Gone are the days when growing old meant looking forward to quiet time on the porch watching life pass by. Today's older generation is leading more active lives. People live longer, families grow and prices go up. Life goes on, and more and more baby boomers are marching along.
Finances are a major concern for most people nearing retirement. If they quit their job, then can they pay their bills? Will they be burdens to their offspring? Retirement age, the point when a senior can begin collecting Social Security, seems to get pushed further away each year. Everyone who has completed 40 credits (quarters of salary) is eligible to collect reduced Social Security retirement benefits starting at age 62; however, full retirement benefits vary according to date of birth and are based on cumulative salary earned. An adult born between 1943 and 1954 reaches full retirement age at 66. If a 62-year-old began collecting, the amount would be reduced by 25 percent. Someone born 1960 or later would have to reach age 67 before collecting full benefits. Delaying benefits until after full retirement age, up to age 70, may increase the monthly benefit.
"Some people are not prepared financially or mentally to retire," says Michael Bivona, a retired CPA and author. He suggests part-time jobs to give a boost to the bank account and to help remain active. "I don't think many people realize that they may live 30 to 40 years after leaving the workforce," Bivona says. A few of the jobs he recommends for the semiretired include working in a library or as a bookkeeper, working on a cruise ship, being a virtual assistant to business executives lacking in-house staff, becoming a crafts instructor or teaching adult education.
A longer life means more medical care for both normal aging and unexpected illnesses. Medicare, an insurance program for people 65 and older, has four parts: Part A is hospital insurance; Part B is medical insurance; Part C is Medicare Advantage; and Part D is prescription drug coverage. Even if an individual remains gainfully employed and is not collecting Social Security benefits, it is recommended that an application be put in for Medicare no later than three months prior to turning 65 or a penalty might be imposed on certain costs. Seniors approaching retirement also need to understand what Medicare will cover and the costs of available supplemental plans. An unexpected illness can quickly deplete a nest egg. Good sources of information and guidance include the Centers for Medicare and Medicaid Services, AARP and State Health Insurance Assistance Programs.
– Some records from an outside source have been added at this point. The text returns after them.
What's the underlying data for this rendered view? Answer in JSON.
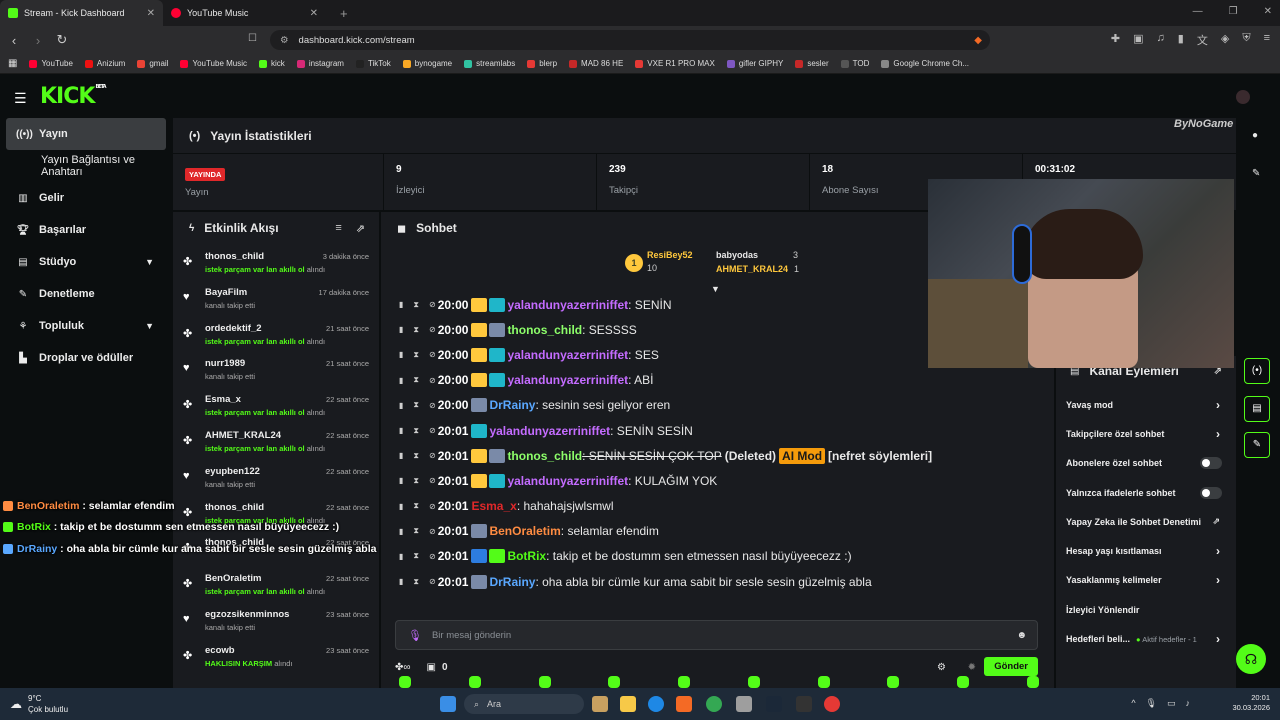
{
  "browser": {
    "tabs": [
      {
        "title": "Stream - Kick Dashboard",
        "color": "#53fc18"
      },
      {
        "title": "YouTube Music",
        "color": "#ff0033"
      }
    ],
    "url": "dashboard.kick.com/stream",
    "bookmarks": [
      {
        "label": "YouTube",
        "color": "#ff0033"
      },
      {
        "label": "Anizium",
        "color": "#e11"
      },
      {
        "label": "gmail",
        "color": "#ea4335"
      },
      {
        "label": "YouTube Music",
        "color": "#ff0033"
      },
      {
        "label": "kick",
        "color": "#53fc18"
      },
      {
        "label": "instagram",
        "color": "#d62976"
      },
      {
        "label": "TikTok",
        "color": "#222"
      },
      {
        "label": "bynogame",
        "color": "#f9a825"
      },
      {
        "label": "streamlabs",
        "color": "#31c3a2"
      },
      {
        "label": "blerp",
        "color": "#e53935"
      },
      {
        "label": "MAD 86 HE",
        "color": "#c62828"
      },
      {
        "label": "VXE R1 PRO MAX",
        "color": "#e53935"
      },
      {
        "label": "gifler GIPHY",
        "color": "#7e57c2"
      },
      {
        "label": "sesler",
        "color": "#c62828"
      },
      {
        "label": "TOD",
        "color": "#555"
      },
      {
        "label": "Google Chrome Ch...",
        "color": "#888"
      }
    ]
  },
  "sidebar": {
    "items": [
      {
        "label": "Yayın",
        "icon": "broadcast-icon"
      },
      {
        "label": "Yayın Bağlantısı ve Anahtarı",
        "icon": ""
      },
      {
        "label": "Gelir",
        "icon": "revenue-icon"
      },
      {
        "label": "Başarılar",
        "icon": "trophy-icon"
      },
      {
        "label": "Stüdyo",
        "icon": "studio-icon"
      },
      {
        "label": "Denetleme",
        "icon": "wrench-icon"
      },
      {
        "label": "Topluluk",
        "icon": "community-icon"
      },
      {
        "label": "Droplar ve ödüller",
        "icon": "drops-icon"
      }
    ]
  },
  "stats": {
    "title": "Yayın İstatistikleri",
    "live_badge": "YAYINDA",
    "live_label": "Yayın",
    "viewers": "9",
    "viewers_label": "İzleyici",
    "followers": "239",
    "followers_label": "Takipçi",
    "subs": "18",
    "subs_label": "Abone Sayısı",
    "uptime": "00:31:02"
  },
  "events": {
    "title": "Etkinlik Akışı",
    "items": [
      {
        "name": "thonos_child",
        "desc_hl": "istek parçam var lan akıllı ol",
        "desc": "alındı",
        "time": "3 dakika önce",
        "type": "redeem"
      },
      {
        "name": "BayaFilm",
        "desc_hl": "",
        "desc": "kanalı takip etti",
        "time": "17 dakika önce",
        "type": "follow"
      },
      {
        "name": "ordedektif_2",
        "desc_hl": "istek parçam var lan akıllı ol",
        "desc": "alındı",
        "time": "21 saat önce",
        "type": "redeem"
      },
      {
        "name": "nurr1989",
        "desc_hl": "",
        "desc": "kanalı takip etti",
        "time": "21 saat önce",
        "type": "follow"
      },
      {
        "name": "Esma_x",
        "desc_hl": "istek parçam var lan akıllı ol",
        "desc": "alındı",
        "time": "22 saat önce",
        "type": "redeem"
      },
      {
        "name": "AHMET_KRAL24",
        "desc_hl": "istek parçam var lan akıllı ol",
        "desc": "alındı",
        "time": "22 saat önce",
        "type": "redeem"
      },
      {
        "name": "eyupben122",
        "desc_hl": "",
        "desc": "kanalı takip etti",
        "time": "22 saat önce",
        "type": "follow"
      },
      {
        "name": "thonos_child",
        "desc_hl": "istek parçam var lan akıllı ol",
        "desc": "alındı",
        "time": "22 saat önce",
        "type": "redeem"
      },
      {
        "name": "thonos_child",
        "desc_hl": "",
        "desc": "",
        "time": "22 saat önce",
        "type": "redeem"
      },
      {
        "name": "BenOraletim",
        "desc_hl": "istek parçam var lan akıllı ol",
        "desc": "alındı",
        "time": "22 saat önce",
        "type": "redeem"
      },
      {
        "name": "egzozsikenminnos",
        "desc_hl": "",
        "desc": "kanalı takip etti",
        "time": "23 saat önce",
        "type": "follow"
      },
      {
        "name": "ecowb",
        "desc_hl": "HAKLISIN KARŞIM",
        "desc": "alındı",
        "time": "23 saat önce",
        "type": "redeem"
      }
    ]
  },
  "chat": {
    "title": "Sohbet",
    "pinned": [
      {
        "name": "ResiBey52",
        "count": "10"
      },
      {
        "name": "babyodas",
        "count": "3"
      },
      {
        "name": "AHMET_KRAL24",
        "count": "1"
      }
    ],
    "messages": [
      {
        "time": "20:00",
        "user": "yalandunyazerriniffet",
        "color": "#c46cff",
        "text": ": SENİN",
        "badges": [
          "crown",
          "sub"
        ]
      },
      {
        "time": "20:00",
        "user": "thonos_child",
        "color": "#8dff6a",
        "text": ": SESSSS",
        "badges": [
          "crown",
          "avatar"
        ]
      },
      {
        "time": "20:00",
        "user": "yalandunyazerriniffet",
        "color": "#c46cff",
        "text": ": SES",
        "badges": [
          "crown",
          "sub"
        ]
      },
      {
        "time": "20:00",
        "user": "yalandunyazerriniffet",
        "color": "#c46cff",
        "text": ": ABİ",
        "badges": [
          "crown",
          "sub"
        ]
      },
      {
        "time": "20:00",
        "user": "DrRainy",
        "color": "#5aa8ff",
        "text": ": sesinin sesi geliyor eren",
        "badges": [
          "avatar"
        ]
      },
      {
        "time": "20:01",
        "user": "yalandunyazerriniffet",
        "color": "#c46cff",
        "text": ": SENİN SESİN",
        "badges": [
          "sub"
        ]
      },
      {
        "time": "20:01",
        "user": "thonos_child",
        "color": "#8dff6a",
        "text": ": SENİN SESİN ÇOK TOP",
        "deleted": "(Deleted)",
        "mod": "AI Mod",
        "reason": "[nefret söylemleri]",
        "badges": [
          "crown",
          "avatar"
        ]
      },
      {
        "time": "20:01",
        "user": "yalandunyazerriniffet",
        "color": "#c46cff",
        "text": ": KULAĞIM YOK",
        "badges": [
          "crown",
          "sub"
        ]
      },
      {
        "time": "20:01",
        "user": "Esma_x",
        "color": "#e0282a",
        "text": ": hahahajsjwlsmwl",
        "badges": []
      },
      {
        "time": "20:01",
        "user": "BenOraletim",
        "color": "#ff8c42",
        "text": ": selamlar efendim",
        "badges": [
          "avatar"
        ]
      },
      {
        "time": "20:01",
        "user": "BotRix",
        "color": "#53fc18",
        "text": ": takip et be dostumm sen etmessen nasıl büyüyeecezz :)",
        "badges": [
          "bot",
          "verified"
        ]
      },
      {
        "time": "20:01",
        "user": "DrRainy",
        "color": "#5aa8ff",
        "text": ": oha abla bir cümle kur ama sabit bir sesle sesin güzelmiş abla",
        "badges": [
          "avatar"
        ]
      }
    ],
    "input_placeholder": "Bir mesaj gönderin",
    "points": "0",
    "send_label": "Gönder"
  },
  "overlay": [
    {
      "user": "BenOraletim",
      "color": "#ff8c42",
      "text": " : selamlar efendim"
    },
    {
      "user": "BotRix",
      "color": "#53fc18",
      "text": " : takip et be dostumm sen etmessen nasıl büyüyeecezz :)"
    },
    {
      "user": "DrRainy",
      "color": "#5aa8ff",
      "text": " : oha abla bir cümle kur ama sabit bir sesle sesin güzelmiş abla"
    }
  ],
  "watermark": "ByNoGame",
  "actions": {
    "title": "Kanal Eylemleri",
    "items": [
      {
        "label": "Yavaş mod",
        "kind": "chevron"
      },
      {
        "label": "Takipçilere özel sohbet",
        "kind": "chevron"
      },
      {
        "label": "Abonelere özel sohbet",
        "kind": "toggle"
      },
      {
        "label": "Yalnızca ifadelerle sohbet",
        "kind": "toggle"
      },
      {
        "label": "Yapay Zeka ile Sohbet Denetimi",
        "kind": "external"
      },
      {
        "label": "Hesap yaşı kısıtlaması",
        "kind": "chevron"
      },
      {
        "label": "Yasaklanmış kelimeler",
        "kind": "chevron"
      },
      {
        "label": "İzleyici Yönlendir",
        "kind": "none"
      },
      {
        "label": "Hedefleri beli...",
        "kind": "chevron",
        "sub": "Aktif hedefler - 1"
      }
    ]
  },
  "taskbar": {
    "temp": "9°C",
    "weather": "Çok bulutlu",
    "search": "Ara",
    "time": "20:01",
    "date": "30.03.2026"
  }
}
Living arrangements for seniors can make a huge difference in affordability and independence. As adults reach retirement age, they need to consider their cost of living against their guaranteed income, the cost of home modifications, maintenance and transportation around the surrounding community. Many older couples look to downsize in the hopes that a smaller home will cost less in upkeep.
Before selling one home and purchasing another, it is a good idea to physically spend time in or near possible locations. Look for places that will accommodate desired lifestyles such as golfing, boating, hiking, etc.; shopping convenience for groceries, clothing, pharmacies and other goods; medical facilities, doctors and hospitals; veterinary care for pets; religious institutions, civic clubs and other social activities; and alternate transportation in case driving is no longer an option. While a smaller home may require less maintenance, size does not necessarily mean more affordable -- local taxes, utility bills, home and auto insurance costs vary depending on the region.
Change can be hard, especially on older people set in their ways, so the earlier a move can be made, the easier the adjustment.